Over the past two weeks I had several medical check-ups and I was the recipient of some really nice compliments. I’ve always loved compliments. Am I needy? Vain? Quite possibly, but these days I don’t try to figure out the root of this love. I accept all positive observations with a huge smile.
The positive feedback I got was not about my glowing skin, or sparkling eyes, or shiny glossy hair. That seems superficial stuff. What I got was “you have the blood pressure of a young person” “weight of a healthy woman—for your age,” “EKG heart rate is normal” (I love being normal). “Oxygen 95%, that’s very OK.”
Eight months out from my stroke in August 2021 and I’m getting stronger. My stamina is much better. I can now filter out extraneous noises and enjoy eating out at restaurants without a cacophony of dishes clattering or conversations echoing loudly in my head. Music playing at a party moved me to dance instead of covering my ears and feeling really shaky.
My brain cells are busy, busy, busy — “busy exploring, learning, moving around and engaged in more sophisticated interactions and play.” Lifted that from a child development link describing an eight-month old baby. Makes sense. I’m dealing with some eight-month old cells and brain pathways. My brain cells have ceased being on strike or whining “I don’t wanna” as they did during some physical or language therapy sessions. Some days they are in the zone and make that coffee without hesitation as to what happens first. They send signals to my arms, legs, and torso to move in coordination and “swiftly” when Hank and I walk in the park.
This was confirmed by those doctors’ comments.
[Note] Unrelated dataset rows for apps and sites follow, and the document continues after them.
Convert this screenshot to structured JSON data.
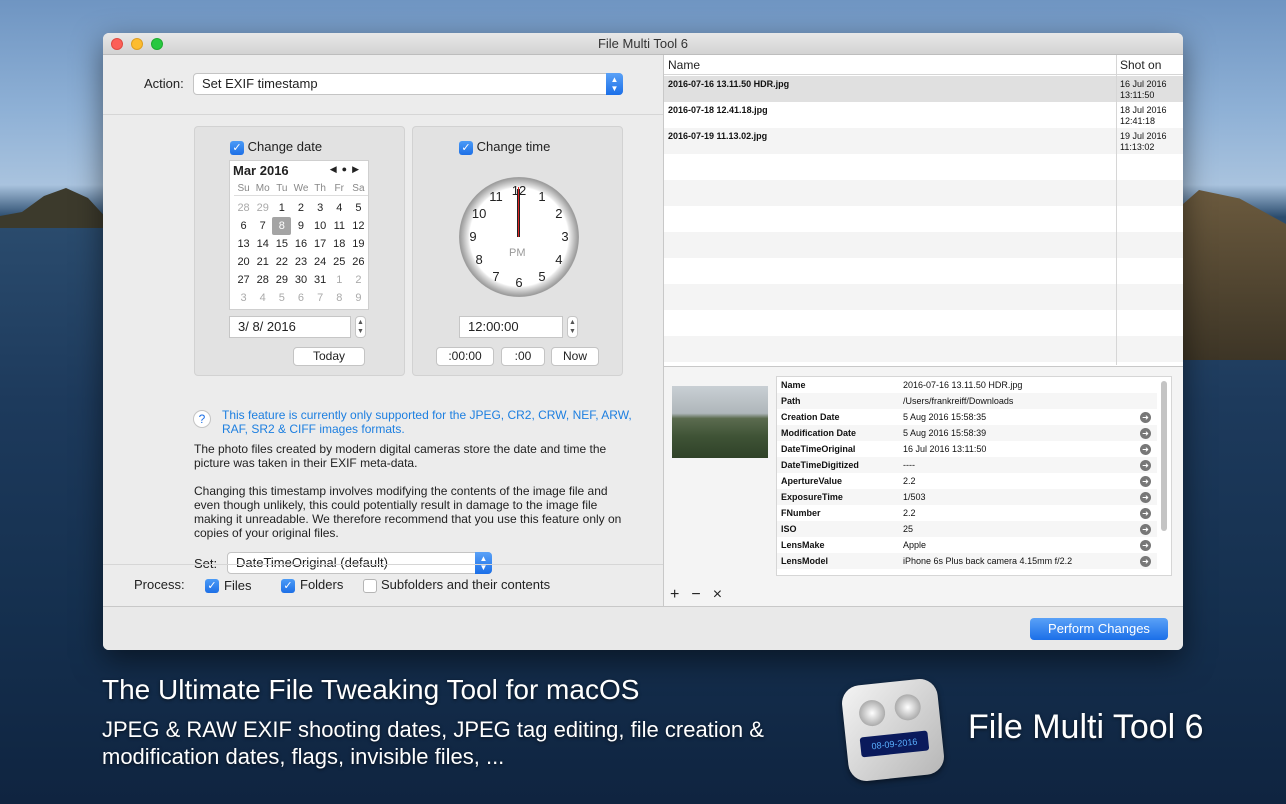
{
  "window": {
    "title": "File Multi Tool 6"
  },
  "action": {
    "label": "Action:",
    "value": "Set EXIF timestamp"
  },
  "date_panel": {
    "checkbox_label": "Change date",
    "month": "Mar 2016",
    "dow": [
      "Su",
      "Mo",
      "Tu",
      "We",
      "Th",
      "Fr",
      "Sa"
    ],
    "weeks": [
      [
        "28",
        "29",
        "1",
        "2",
        "3",
        "4",
        "5"
      ],
      [
        "6",
        "7",
        "8",
        "9",
        "10",
        "11",
        "12"
      ],
      [
        "13",
        "14",
        "15",
        "16",
        "17",
        "18",
        "19"
      ],
      [
        "20",
        "21",
        "22",
        "23",
        "24",
        "25",
        "26"
      ],
      [
        "27",
        "28",
        "29",
        "30",
        "31",
        "1",
        "2"
      ],
      [
        "3",
        "4",
        "5",
        "6",
        "7",
        "8",
        "9"
      ]
    ],
    "date_value": "3/  8/ 2016",
    "today_button": "Today"
  },
  "time_panel": {
    "checkbox_label": "Change time",
    "clock_numbers": [
      "12",
      "1",
      "2",
      "3",
      "4",
      "5",
      "6",
      "7",
      "8",
      "9",
      "10",
      "11"
    ],
    "pm": "PM",
    "time_value": "12:00:00",
    "btn1": ":00:00",
    "btn2": ":00",
    "btn3": "Now"
  },
  "help": {
    "icon": "?",
    "note": "This feature is currently only supported for the JPEG, CR2, CRW, NEF, ARW, RAF, SR2 & CIFF images formats."
  },
  "desc1": "The photo files created by modern digital cameras store the date and time the picture was taken in their EXIF meta-data.",
  "desc2": "Changing this timestamp involves modifying the contents of the image file and even though unlikely, this could potentially result in damage to the image file making it unreadable. We therefore recommend that you use this feature only on copies of your original files.",
  "set": {
    "label": "Set:",
    "value": "DateTimeOriginal (default)"
  },
  "process": {
    "label": "Process:",
    "files": "Files",
    "folders": "Folders",
    "subfolders": "Subfolders and their contents"
  },
  "files_table": {
    "headers": {
      "name": "Name",
      "shot": "Shot on"
    },
    "rows": [
      {
        "name": "2016-07-16 13.11.50 HDR.jpg",
        "date": "16 Jul 2016",
        "time": "13:11:50"
      },
      {
        "name": "2016-07-18 12.41.18.jpg",
        "date": "18 Jul 2016",
        "time": "12:41:18"
      },
      {
        "name": "2016-07-19 11.13.02.jpg",
        "date": "19 Jul 2016",
        "time": "11:13:02"
      }
    ]
  },
  "properties": [
    {
      "k": "Name",
      "v": "2016-07-16 13.11.50 HDR.jpg",
      "arrow": false
    },
    {
      "k": "Path",
      "v": "/Users/frankreiff/Downloads",
      "arrow": false
    },
    {
      "k": "Creation Date",
      "v": "5 Aug 2016 15:58:35",
      "arrow": true
    },
    {
      "k": "Modification Date",
      "v": "5 Aug 2016 15:58:39",
      "arrow": true
    },
    {
      "k": "DateTimeOriginal",
      "v": "16 Jul 2016 13:11:50",
      "arrow": true
    },
    {
      "k": "DateTimeDigitized",
      "v": "----",
      "arrow": true
    },
    {
      "k": "ApertureValue",
      "v": "2.2",
      "arrow": true
    },
    {
      "k": "ExposureTime",
      "v": "1/503",
      "arrow": true
    },
    {
      "k": "FNumber",
      "v": "2.2",
      "arrow": true
    },
    {
      "k": "ISO",
      "v": "25",
      "arrow": true
    },
    {
      "k": "LensMake",
      "v": "Apple",
      "arrow": true
    },
    {
      "k": "LensModel",
      "v": "iPhone 6s Plus back camera 4.15mm f/2.2",
      "arrow": true
    }
  ],
  "list_buttons": {
    "add": "+",
    "remove": "−",
    "clear": "×"
  },
  "perform_button": "Perform Changes",
  "promo": {
    "headline": "The Ultimate File Tweaking Tool for macOS",
    "line1": "JPEG & RAW EXIF shooting dates, JPEG tag editing, file creation &",
    "line2": "modification dates, flags, invisible files, ...",
    "app_name": "File Multi Tool 6",
    "icon_display": "08-09-2016"
  },
  "colors": {
    "accent": "#1d6fe6",
    "note_text": "#1d7fe0"
  }
}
I felt a sense of well-being . The newer brain cells from my new Neuroplasticity Family were up there in the left frontal lobe preening, high fiving each other with their little brain hands, and nodding knowingly to each other. “Oh yeah, we got this.”
But because they are my brain cells they sometimes test the waters and resist transferring some commands into actions.
Ex.: Hank’s return is a short lob just over the net. I see it. My brain gets the message. Send energy to the quadriceps to move fast; get her up there to the net. The brain Team Supervisor is on it: “Quads, go go go!” The nerve Messenger Associate that is supposed to shoot down to the quads has only just completed Basic Transfer Training 1.0 and has not been to Rapid Transfer 2.1, so as I’m moving up to the net, the ball has mockingly bounced—twice.
Flipside of this—there’s much more coordination with messages getting through from the area that controls emotions. Soon, about a minute after the missed lob, I receive the message: Use the Triple S technique — stop, shrug, smile.
Life is Good.
Ethel Lee-Miller blogs regularly about people, the power of words, and her writing life. She’s retired from professional writing gigs after 30 years of teaching, coaching, editing, and gathering writers to publicly share their work. She is the author of Thinking of Miller Place, and Seedlings, Stories of Relationships. In retirement she writes to inspire, to connect with folks, and for the pure enjoyment of it. Ethel enjoys sharing stories at Odyssey Storytelling, Zoom gatherings, and anywhere there’s a mic.